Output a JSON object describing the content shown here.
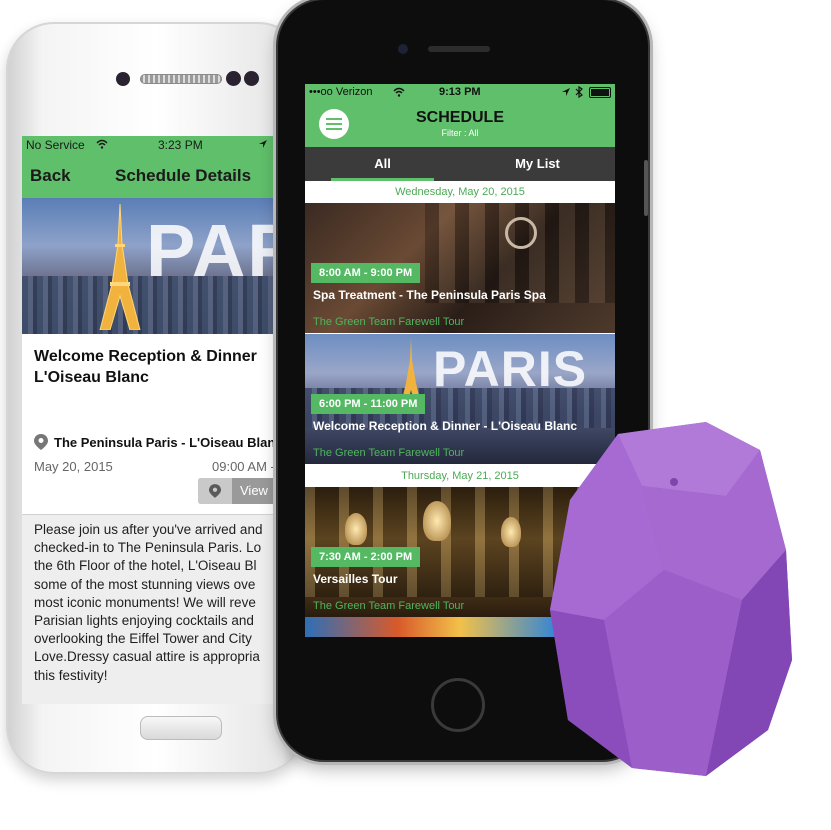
{
  "back_phone": {
    "status": {
      "carrier": "No Service",
      "time": "3:23 PM"
    },
    "nav": {
      "back_label": "Back",
      "title": "Schedule Details"
    },
    "banner_text": "PARIS",
    "event": {
      "title_line1": "Welcome Reception & Dinner",
      "title_line2": "L'Oiseau Blanc",
      "location": "The Peninsula Paris - L'Oiseau Blan",
      "date": "May 20, 2015",
      "time": "09:00 AM -",
      "view_label": "View"
    },
    "description_lines": [
      "Please join us after you've arrived and",
      "checked-in to The Peninsula Paris. Lo",
      "the 6th Floor of the hotel, L'Oiseau Bl",
      "some of the most stunning views ove",
      "most iconic monuments! We will reve",
      "Parisian lights enjoying cocktails and",
      "overlooking the Eiffel Tower and City",
      "Love.Dressy casual attire is appropria",
      "this festivity!"
    ]
  },
  "front_phone": {
    "status": {
      "carrier": "•••oo Verizon",
      "time": "9:13 PM"
    },
    "header": {
      "title": "SCHEDULE",
      "subtitle": "Filter : All"
    },
    "tabs": [
      {
        "label": "All"
      },
      {
        "label": "My List"
      }
    ],
    "days": [
      {
        "label": "Wednesday, May 20, 2015"
      },
      {
        "label": "Thursday, May 21, 2015"
      }
    ],
    "events": [
      {
        "time": "8:00 AM - 9:00 PM",
        "title": "Spa Treatment - The Peninsula Paris Spa",
        "subtitle": "The Green Team Farewell Tour"
      },
      {
        "time": "6:00 PM - 11:00 PM",
        "title": "Welcome Reception & Dinner - L'Oiseau Blanc",
        "subtitle": "The Green Team Farewell Tour",
        "banner_text": "PARIS"
      },
      {
        "time": "7:30 AM - 2:00 PM",
        "title": "Versailles Tour",
        "subtitle": "The Green Team Farewell Tour"
      }
    ]
  },
  "colors": {
    "accent_green": "#5fbf6a",
    "dark_bar": "#3b3b3b",
    "beacon_purple": "#9a5fc6"
  }
}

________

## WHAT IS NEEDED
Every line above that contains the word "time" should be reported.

## SOLUTION FOR THIS EXERCISE
      "time": "3:23 PM"
      "time": "09:00 AM -",
      "time": "9:13 PM"
        "time": "8:00 AM - 9:00 PM",
        "time": "6:00 PM - 11:00 PM",
        "time": "7:30 AM - 2:00 PM",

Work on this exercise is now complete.